Your instructions: Repeat the listing below in full, keeping each word as given.

Supplied material:
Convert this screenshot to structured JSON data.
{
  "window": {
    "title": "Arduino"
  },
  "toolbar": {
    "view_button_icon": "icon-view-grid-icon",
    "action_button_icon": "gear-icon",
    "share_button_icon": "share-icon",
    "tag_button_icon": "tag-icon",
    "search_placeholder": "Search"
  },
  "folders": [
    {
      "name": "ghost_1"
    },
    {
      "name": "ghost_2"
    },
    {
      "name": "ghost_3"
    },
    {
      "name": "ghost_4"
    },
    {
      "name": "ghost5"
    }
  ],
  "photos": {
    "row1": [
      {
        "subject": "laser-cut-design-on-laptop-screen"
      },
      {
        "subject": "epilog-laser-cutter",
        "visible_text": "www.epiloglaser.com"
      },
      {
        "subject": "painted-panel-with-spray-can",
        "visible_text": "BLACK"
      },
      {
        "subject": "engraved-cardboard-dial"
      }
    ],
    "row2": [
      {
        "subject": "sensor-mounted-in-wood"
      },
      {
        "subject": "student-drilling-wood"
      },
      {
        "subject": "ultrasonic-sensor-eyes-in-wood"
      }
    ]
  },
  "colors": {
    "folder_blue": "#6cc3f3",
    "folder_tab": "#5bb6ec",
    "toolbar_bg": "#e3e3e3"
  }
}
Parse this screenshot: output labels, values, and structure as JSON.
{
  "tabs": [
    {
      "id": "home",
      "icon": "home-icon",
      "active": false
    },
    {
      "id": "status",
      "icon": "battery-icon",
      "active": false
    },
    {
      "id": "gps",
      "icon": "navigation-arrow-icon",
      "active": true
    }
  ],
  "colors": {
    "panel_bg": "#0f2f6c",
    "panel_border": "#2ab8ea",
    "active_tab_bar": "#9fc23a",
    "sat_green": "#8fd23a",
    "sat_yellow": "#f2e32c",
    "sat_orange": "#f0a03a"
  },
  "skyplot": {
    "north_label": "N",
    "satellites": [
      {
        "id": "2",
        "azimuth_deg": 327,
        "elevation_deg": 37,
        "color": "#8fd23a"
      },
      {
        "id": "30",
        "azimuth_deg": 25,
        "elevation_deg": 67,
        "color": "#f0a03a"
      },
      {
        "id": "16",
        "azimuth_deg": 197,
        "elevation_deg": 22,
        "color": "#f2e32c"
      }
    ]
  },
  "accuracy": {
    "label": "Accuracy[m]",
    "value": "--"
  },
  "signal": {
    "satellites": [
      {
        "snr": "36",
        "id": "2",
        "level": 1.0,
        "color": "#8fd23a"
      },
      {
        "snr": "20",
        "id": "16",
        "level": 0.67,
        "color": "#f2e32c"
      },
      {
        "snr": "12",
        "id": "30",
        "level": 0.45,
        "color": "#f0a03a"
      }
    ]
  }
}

Answer for the task:
Convert this screenshot to structured JSON data.
{
  "window": {
    "title": "Arduino"
  },
  "toolbar": {
    "view_button_icon": "icon-view-grid-icon",
    "action_button_icon": "gear-icon",
    "share_button_icon": "share-icon",
    "tag_button_icon": "tag-icon",
    "search_placeholder": "Search"
  },
  "folders": [
    {
      "name": "ghost_1"
    },
    {
      "name": "ghost_2"
    },
    {
      "name": "ghost_3"
    },
    {
      "name": "ghost_4"
    },
    {
      "name": "ghost5"
    }
  ],
  "photos": {
    "row1": [
      {
        "subject": "laser-cut-design-on-laptop-screen"
      },
      {
        "subject": "epilog-laser-cutter",
        "visible_text": "www.epiloglaser.com"
      },
      {
        "subject": "painted-panel-with-spray-can",
        "visible_text": "BLACK"
      },
      {
        "subject": "engraved-cardboard-dial"
      }
    ],
    "row2": [
      {
        "subject": "sensor-mounted-in-wood"
      },
      {
        "subject": "student-drilling-wood"
      },
      {
        "subject": "ultrasonic-sensor-eyes-in-wood"
      }
    ]
  },
  "colors": {
    "folder_blue": "#6cc3f3",
    "folder_tab": "#5bb6ec",
    "toolbar_bg": "#e3e3e3"
  }
}
Parse this screenshot: output labels, values, and structure as JSON.
{
  "tabs": [
    {
      "id": "home",
      "icon": "home-icon",
      "active": false
    },
    {
      "id": "status",
      "icon": "battery-icon",
      "active": false
    },
    {
      "id": "gps",
      "icon": "navigation-arrow-icon",
      "active": true
    }
  ],
  "colors": {
    "panel_bg": "#0f2f6c",
    "panel_border": "#2ab8ea",
    "active_tab_bar": "#9fc23a",
    "sat_green": "#8fd23a",
    "sat_yellow": "#f2e32c",
    "sat_orange": "#f0a03a"
  },
  "skyplot": {
    "north_label": "N",
    "satellites": [
      {
        "id": "2",
        "azimuth_deg": 327,
        "elevation_deg": 37,
        "color": "#8fd23a"
      },
      {
        "id": "30",
        "azimuth_deg": 25,
        "elevation_deg": 67,
        "color": "#f0a03a"
      },
      {
        "id": "16",
        "azimuth_deg": 197,
        "elevation_deg": 22,
        "color": "#f2e32c"
      }
    ]
  },
  "accuracy": {
    "label": "Accuracy[m]",
    "value": "--"
  },
  "signal": {
    "satellites": [
      {
        "snr": "36",
        "id": "2",
        "level": 1.0,
        "color": "#8fd23a"
      },
      {
        "snr": "20",
        "id": "16",
        "level": 0.67,
        "color": "#f2e32c"
      },
      {
        "snr": "12",
        "id": "30",
        "level": 0.45,
        "color": "#f0a03a"
      }
    ]
  }
}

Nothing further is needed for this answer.